Elon Musk, founder of SpaceX, has said that there needs to be at least 400 satellites in orbit to start introducing minimal internet coverage.
To get to moderate coverage, Elon said there needs to be 800.
The firm aims to have more than 1,000 satellites in orbit by the end of the year and has also been approved by the FCC to launch over 12,000 in total.
Collectively they will form a constellation of thousands of satellites, designed to provide low-cost broadband internet service from low-Earth orbit.
Despite the excitement over the new technology, scientists and stargazers have voiced frustrations that the devices are hindering their ability to see the night sky.
The orbiting satellites can also interfere with the workings of ground-based radio telescopes that experts use to see distant phenomena.
Imperial College London astrophysicist Dave Clements previously told the BBC that future “mega-constellations” of satellites could obscure images for astronomers.

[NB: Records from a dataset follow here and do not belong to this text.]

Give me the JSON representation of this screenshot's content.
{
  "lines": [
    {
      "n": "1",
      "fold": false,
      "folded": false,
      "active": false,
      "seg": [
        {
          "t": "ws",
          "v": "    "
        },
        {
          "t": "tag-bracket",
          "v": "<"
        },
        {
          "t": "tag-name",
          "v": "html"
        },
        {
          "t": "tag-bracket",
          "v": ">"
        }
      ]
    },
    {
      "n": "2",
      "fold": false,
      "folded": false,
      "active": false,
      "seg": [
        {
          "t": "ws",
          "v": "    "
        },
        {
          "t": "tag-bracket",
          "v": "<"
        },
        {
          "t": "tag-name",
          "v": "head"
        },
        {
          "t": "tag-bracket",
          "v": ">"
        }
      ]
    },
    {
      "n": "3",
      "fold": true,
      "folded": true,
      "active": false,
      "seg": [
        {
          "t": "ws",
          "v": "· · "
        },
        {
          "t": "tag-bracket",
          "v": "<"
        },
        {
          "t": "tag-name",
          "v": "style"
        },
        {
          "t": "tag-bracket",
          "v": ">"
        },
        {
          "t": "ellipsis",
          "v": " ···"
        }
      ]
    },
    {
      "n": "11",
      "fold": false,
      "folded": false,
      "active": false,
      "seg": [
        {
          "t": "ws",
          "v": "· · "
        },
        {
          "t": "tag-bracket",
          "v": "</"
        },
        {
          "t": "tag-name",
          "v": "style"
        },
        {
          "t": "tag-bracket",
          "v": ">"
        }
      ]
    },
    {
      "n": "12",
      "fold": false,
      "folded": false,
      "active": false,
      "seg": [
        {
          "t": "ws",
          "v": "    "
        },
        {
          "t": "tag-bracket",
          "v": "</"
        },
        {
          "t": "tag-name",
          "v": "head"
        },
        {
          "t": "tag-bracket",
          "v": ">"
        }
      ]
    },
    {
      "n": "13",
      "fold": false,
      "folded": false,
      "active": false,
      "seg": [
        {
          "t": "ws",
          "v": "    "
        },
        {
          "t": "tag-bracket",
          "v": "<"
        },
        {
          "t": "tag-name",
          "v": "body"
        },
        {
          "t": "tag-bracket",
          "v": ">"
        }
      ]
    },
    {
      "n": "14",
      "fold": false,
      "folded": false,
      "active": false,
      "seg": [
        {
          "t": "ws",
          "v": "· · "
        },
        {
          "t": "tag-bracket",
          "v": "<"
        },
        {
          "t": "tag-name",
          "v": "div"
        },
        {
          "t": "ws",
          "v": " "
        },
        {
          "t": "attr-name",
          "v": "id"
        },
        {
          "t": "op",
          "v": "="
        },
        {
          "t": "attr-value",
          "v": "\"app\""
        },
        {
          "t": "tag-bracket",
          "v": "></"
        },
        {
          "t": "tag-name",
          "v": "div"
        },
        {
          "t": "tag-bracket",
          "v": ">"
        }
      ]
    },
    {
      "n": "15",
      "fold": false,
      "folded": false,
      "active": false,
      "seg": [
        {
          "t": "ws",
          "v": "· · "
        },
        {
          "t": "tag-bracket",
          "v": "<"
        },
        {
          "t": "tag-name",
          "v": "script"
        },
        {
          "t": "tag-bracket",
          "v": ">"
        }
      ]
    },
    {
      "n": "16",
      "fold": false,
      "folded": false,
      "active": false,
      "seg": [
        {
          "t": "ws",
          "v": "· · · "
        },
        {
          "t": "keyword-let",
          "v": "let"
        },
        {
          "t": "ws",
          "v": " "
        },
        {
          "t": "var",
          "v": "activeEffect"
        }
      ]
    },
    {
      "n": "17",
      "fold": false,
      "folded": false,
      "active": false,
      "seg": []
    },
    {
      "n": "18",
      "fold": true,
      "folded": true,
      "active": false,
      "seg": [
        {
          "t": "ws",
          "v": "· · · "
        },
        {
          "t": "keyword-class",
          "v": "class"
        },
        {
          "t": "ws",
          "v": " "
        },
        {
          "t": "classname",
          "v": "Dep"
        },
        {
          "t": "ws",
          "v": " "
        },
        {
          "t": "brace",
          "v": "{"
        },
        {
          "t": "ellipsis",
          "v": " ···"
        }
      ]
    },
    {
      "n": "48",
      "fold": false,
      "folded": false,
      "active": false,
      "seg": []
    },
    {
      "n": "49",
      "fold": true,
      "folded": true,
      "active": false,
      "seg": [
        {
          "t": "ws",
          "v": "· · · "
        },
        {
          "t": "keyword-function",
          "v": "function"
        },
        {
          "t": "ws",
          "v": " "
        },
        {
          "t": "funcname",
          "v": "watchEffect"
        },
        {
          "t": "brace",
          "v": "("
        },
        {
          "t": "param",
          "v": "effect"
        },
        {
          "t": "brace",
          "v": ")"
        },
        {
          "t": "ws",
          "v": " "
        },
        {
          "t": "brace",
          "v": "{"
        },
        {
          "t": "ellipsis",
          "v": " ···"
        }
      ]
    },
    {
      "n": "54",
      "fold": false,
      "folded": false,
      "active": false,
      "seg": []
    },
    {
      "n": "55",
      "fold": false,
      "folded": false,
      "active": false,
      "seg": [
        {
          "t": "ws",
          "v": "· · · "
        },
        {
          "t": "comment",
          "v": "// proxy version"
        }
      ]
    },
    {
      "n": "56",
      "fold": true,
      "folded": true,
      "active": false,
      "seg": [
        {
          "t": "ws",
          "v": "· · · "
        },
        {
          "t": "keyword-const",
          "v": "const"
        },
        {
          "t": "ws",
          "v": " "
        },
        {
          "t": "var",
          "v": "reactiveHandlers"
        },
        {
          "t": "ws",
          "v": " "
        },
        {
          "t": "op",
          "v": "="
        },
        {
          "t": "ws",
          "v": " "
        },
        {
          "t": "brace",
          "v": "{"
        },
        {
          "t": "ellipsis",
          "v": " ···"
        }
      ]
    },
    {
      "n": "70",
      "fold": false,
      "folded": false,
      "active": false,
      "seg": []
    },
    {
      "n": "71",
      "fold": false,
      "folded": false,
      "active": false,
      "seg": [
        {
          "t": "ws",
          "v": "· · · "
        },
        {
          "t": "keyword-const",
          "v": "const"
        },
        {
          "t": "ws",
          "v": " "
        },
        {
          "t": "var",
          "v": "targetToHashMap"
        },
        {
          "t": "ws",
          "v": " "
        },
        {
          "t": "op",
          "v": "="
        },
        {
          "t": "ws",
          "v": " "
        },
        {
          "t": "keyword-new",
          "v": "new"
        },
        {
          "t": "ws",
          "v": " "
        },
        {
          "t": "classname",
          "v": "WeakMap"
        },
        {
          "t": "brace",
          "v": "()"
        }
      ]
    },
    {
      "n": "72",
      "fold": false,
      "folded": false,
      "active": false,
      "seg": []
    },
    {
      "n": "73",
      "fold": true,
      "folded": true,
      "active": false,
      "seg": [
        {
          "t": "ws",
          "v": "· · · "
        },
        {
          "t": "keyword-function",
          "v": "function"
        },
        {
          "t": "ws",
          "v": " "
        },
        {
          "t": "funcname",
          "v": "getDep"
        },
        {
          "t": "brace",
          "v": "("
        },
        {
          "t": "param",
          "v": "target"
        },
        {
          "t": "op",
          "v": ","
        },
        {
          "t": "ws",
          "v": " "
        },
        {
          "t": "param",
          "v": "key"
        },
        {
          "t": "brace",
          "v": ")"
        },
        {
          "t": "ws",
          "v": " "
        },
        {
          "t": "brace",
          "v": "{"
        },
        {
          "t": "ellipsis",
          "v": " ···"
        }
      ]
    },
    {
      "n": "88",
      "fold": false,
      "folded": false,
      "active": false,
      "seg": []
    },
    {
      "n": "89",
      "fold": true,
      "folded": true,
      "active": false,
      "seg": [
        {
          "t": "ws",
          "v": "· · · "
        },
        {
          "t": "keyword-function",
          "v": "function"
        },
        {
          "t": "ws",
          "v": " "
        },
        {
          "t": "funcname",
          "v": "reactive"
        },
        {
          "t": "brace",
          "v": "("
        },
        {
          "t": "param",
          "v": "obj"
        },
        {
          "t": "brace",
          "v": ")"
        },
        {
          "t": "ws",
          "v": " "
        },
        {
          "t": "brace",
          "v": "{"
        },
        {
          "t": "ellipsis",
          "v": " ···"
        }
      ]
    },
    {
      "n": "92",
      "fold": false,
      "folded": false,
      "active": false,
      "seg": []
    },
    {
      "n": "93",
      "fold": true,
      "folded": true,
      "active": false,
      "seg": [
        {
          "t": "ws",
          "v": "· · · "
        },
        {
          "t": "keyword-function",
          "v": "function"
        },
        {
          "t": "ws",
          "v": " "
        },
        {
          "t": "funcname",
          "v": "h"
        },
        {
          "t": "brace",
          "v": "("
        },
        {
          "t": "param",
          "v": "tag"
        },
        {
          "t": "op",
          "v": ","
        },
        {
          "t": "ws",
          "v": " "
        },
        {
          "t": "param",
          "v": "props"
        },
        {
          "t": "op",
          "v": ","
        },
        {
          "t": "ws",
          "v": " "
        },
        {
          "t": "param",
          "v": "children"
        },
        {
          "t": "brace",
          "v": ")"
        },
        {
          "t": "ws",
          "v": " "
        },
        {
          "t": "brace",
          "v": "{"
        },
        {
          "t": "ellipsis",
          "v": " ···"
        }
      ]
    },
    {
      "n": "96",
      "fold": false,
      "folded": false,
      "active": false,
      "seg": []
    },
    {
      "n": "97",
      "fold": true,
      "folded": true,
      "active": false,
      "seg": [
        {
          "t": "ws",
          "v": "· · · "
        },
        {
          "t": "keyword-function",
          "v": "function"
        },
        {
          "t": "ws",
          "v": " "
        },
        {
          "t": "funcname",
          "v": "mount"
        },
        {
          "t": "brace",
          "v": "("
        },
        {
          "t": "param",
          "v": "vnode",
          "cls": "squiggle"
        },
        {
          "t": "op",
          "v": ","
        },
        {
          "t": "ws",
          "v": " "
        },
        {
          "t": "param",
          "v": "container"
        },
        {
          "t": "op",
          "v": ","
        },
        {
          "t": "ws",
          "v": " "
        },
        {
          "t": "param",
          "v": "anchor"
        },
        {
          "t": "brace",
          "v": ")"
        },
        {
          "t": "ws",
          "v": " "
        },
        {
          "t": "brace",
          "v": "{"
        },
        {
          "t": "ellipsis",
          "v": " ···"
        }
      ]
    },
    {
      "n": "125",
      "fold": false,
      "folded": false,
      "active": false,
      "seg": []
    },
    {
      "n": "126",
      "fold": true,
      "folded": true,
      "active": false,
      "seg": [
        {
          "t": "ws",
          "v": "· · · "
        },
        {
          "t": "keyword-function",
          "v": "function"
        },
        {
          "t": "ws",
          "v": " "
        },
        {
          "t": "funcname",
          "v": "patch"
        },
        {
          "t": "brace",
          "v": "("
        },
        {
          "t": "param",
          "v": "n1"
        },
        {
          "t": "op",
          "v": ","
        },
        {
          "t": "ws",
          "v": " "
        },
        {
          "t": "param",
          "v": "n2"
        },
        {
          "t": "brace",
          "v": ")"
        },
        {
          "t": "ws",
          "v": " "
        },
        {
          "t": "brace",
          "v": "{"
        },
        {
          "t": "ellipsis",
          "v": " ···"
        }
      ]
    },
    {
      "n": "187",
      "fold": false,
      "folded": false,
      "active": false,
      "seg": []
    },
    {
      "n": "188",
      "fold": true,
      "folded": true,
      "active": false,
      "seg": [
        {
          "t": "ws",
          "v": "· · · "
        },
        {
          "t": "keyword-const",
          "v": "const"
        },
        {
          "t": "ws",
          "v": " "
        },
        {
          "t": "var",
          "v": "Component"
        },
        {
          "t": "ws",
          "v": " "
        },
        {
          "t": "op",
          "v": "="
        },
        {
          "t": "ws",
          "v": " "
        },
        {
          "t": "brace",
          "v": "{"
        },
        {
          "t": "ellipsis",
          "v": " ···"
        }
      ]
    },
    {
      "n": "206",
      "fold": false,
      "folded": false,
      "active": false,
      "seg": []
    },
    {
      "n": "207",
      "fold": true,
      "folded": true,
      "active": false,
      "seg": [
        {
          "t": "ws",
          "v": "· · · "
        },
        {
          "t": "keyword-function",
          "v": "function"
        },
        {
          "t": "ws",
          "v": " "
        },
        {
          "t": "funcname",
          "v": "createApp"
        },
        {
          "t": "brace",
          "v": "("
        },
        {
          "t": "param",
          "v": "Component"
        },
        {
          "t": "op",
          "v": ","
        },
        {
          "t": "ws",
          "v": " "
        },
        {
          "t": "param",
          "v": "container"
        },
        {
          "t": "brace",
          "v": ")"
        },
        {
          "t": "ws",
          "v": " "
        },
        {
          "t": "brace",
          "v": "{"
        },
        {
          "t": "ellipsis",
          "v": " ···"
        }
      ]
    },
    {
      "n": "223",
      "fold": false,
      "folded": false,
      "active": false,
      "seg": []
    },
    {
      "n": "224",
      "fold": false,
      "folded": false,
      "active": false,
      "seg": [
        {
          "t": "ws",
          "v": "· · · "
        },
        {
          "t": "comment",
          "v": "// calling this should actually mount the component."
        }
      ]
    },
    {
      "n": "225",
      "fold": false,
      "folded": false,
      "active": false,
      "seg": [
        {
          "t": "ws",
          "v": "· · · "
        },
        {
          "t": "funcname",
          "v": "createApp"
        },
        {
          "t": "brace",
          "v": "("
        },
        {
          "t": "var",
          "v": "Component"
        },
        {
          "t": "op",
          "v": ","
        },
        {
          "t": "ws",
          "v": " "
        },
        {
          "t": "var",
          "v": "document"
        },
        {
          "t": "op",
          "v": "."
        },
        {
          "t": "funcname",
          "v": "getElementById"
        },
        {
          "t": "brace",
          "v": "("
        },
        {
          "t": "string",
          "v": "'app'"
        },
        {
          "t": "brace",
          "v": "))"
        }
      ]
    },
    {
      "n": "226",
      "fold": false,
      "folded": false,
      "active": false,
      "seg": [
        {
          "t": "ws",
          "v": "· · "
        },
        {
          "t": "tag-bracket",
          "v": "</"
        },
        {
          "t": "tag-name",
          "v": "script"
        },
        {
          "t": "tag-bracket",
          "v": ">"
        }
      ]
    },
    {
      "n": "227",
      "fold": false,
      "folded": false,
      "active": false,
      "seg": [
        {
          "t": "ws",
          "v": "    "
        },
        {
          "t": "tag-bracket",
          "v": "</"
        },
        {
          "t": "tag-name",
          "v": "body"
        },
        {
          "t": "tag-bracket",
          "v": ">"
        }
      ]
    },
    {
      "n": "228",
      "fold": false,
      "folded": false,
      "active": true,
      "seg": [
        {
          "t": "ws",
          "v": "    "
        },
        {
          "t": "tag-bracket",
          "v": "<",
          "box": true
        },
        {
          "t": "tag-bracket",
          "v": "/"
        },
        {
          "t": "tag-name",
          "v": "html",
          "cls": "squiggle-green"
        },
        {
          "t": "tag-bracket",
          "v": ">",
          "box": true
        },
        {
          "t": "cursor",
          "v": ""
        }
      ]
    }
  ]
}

He said: “The night sky is a commons – and what we have here is a tragedy of the commons.”
Musk has tried to address these concerns with newer models, and has previously said some of the new satellites will feature special ‘visors’ that dim the device’s brightness.
Called VisorSat, the new addition is said to keep the antennae on the satellites in the shade and prevents sunlight from reflecting off them by forming a barrier over the devices, making them less visible from the ground.
Musk said of the tech in April: “We have a radio-transparent foam that will deploy nearly upon the satellite being released, and it blocks the sun from reaching the antennas.”
Musk said the brightness of the existing constellation is due to the angle of the solar panels as the satellites rise to orbit altitude, which results in more sunlight than usual being reflected, making the satellites look similar to stars.
Musk is also adjusting the angle of the solar panels on the 422 satellites already in orbit.
SpaceX will stream tonight’s satellite launch live on its YouTube channel.
The launch of the next 60 satellites tonight was delayed due to Saturday’s historic launch of two NASA astronauts onboard SpaceX’s Falcon 9 rocket, marking the first private company space mission.
It was also previously delayed from its original launch in May due to a tropical depression forming on the southeast coast of the US.